University News

Occupiers see lack of campus engagement with movement

By
Senior Staff Writer

After Wednesday night’s teach-in explored the broader aims of the Occupy movement, about 30 people attended the Occupy College Hill assembly meeting yesterday, turning their attention inwards.

The assembly focused on anti-oppression efforts within the group and discussed how best to conduct meetings so that all involved felt comfortable voicing their opinions.

The deliberations were an attempt to acknowledge how oppression can work its way into even the safest of spaces. The discussion was placed on the agenda because combating oppression is a constant effort, and opposing injustice in one incarnation “doesn’t mean you’re an angel,” said Justin Kuritzkes ’12, an Occupy College Hill participant and facilitator at the meeting.

Oppression is insidious, so actively working to ensure all voices that want to be heard have a chance to realize that desire is a necessary step for fighting oppression, said Eduarda de Araujo ’15.

Because students on College Hill enjoy a position of relative economic privilege, they must be cognizant of the struggles many in Providence face on account of that privilege, de Araujo said. There is a perception among Providence residents that students benefit from the city but do not give back to the community by getting involved and fighting for locals’ well-being, she said.

“I feel like that’s a responsibility you get with so much privilege,” she said.

De Araujo said she felt the campus at large is disengaged from the movement and that members of the Brown community do not identify with its goals. But she added she was optimistic that more people will latch onto the cause as it grows in the coming months. Around 60 people attended Occupy College Hill’s first rally last week.

Though gauging interest in the cause is difficult, students are affected by the questions the group explores, such as a lackluster job market, Kuritzkes said.

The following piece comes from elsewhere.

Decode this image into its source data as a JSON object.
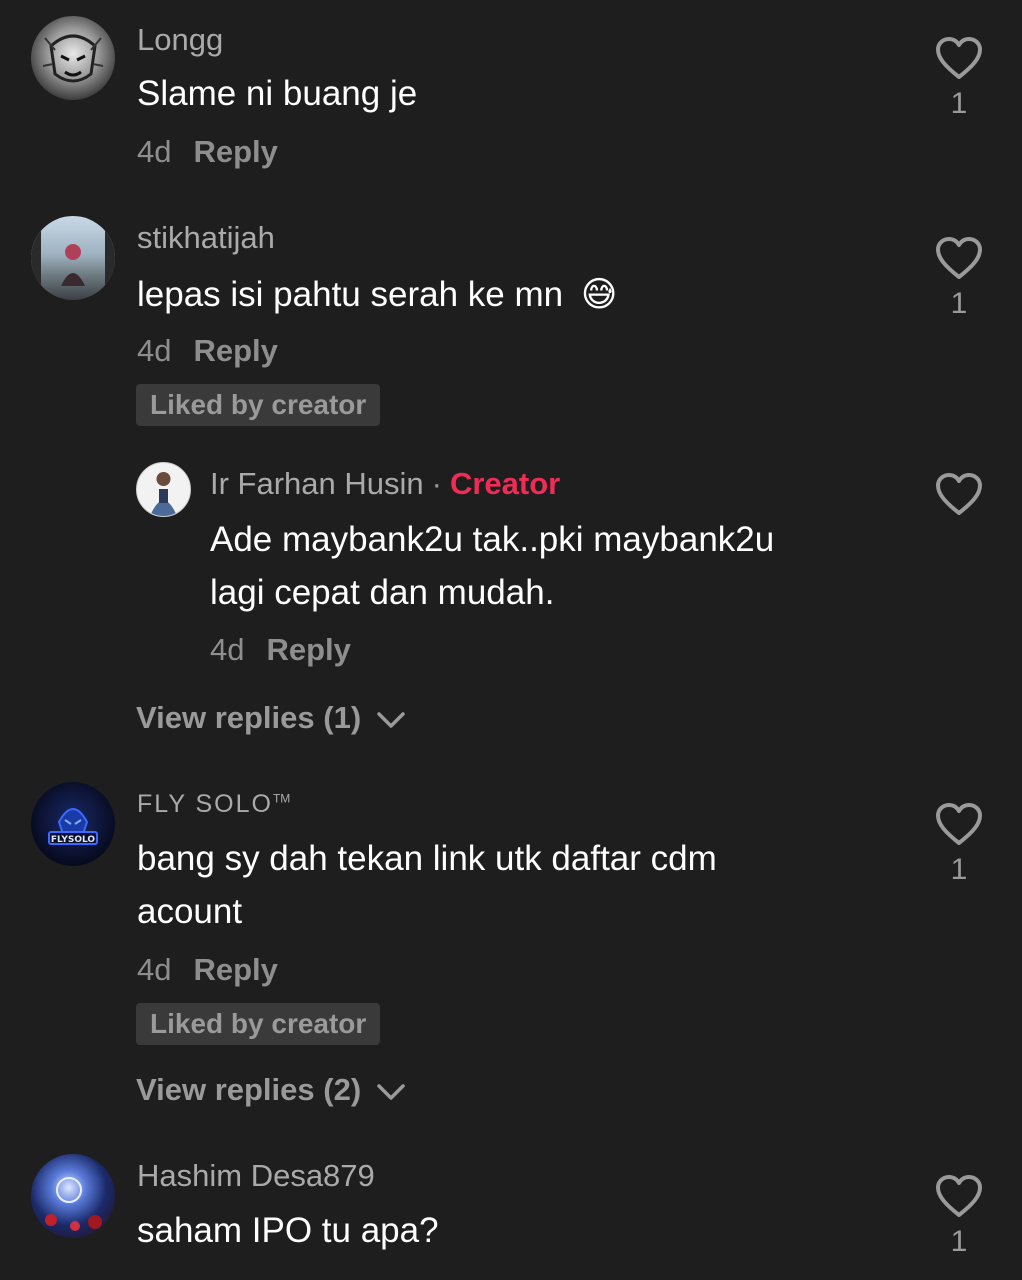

Yesterday’s meeting came one day after Occupy Providence’s teach-in on the demonstrations Wednesday night, at which city activists and Brown professors offered context on the Occupy movement to more than 300 audience members. The movement began on Wall Street two weeks ago in protest of perceived corporate greed and dominance of the wealthiest Americans over the rest of society.

The teach-in was a crucial event that is part of the “constant learning process” and dialogue of the movement, but it was not perfect, de Araujo said — Occupy Providence’s members spoke only after Brown professors, seemingly de-emphasizing the prominence of movement participants. Instead, they should have spoken earlier in the evening to voice the diverse perspectives that College Hill denizens need to hear, she said.

“They have to say exactly what we don’t hear in the classroom,” de Araujo said.

Kuritzkes voiced disappointment that audience members began to leave once professors turned the stage over to Occupy Providence members.

Some members of Occupy College Hill — which comprises Brown undergraduates and graduate students as well as community members and activists involved with other local movements — plan to march down the hill this Saturday to participate in Occupy Providence’s occupation of Burnside Park in Kennedy Plaza, part of a global show of support for the movement.

Occupy College Hill’s independence from the city-wide movement allows it to better address the specifics problems afflicting Brown and the neighborhood, de Araujo said.

Outreach efforts were also on the agenda, with some talk of looking to work with other groups on campus, such as the Sarah Doyle and Third World centers.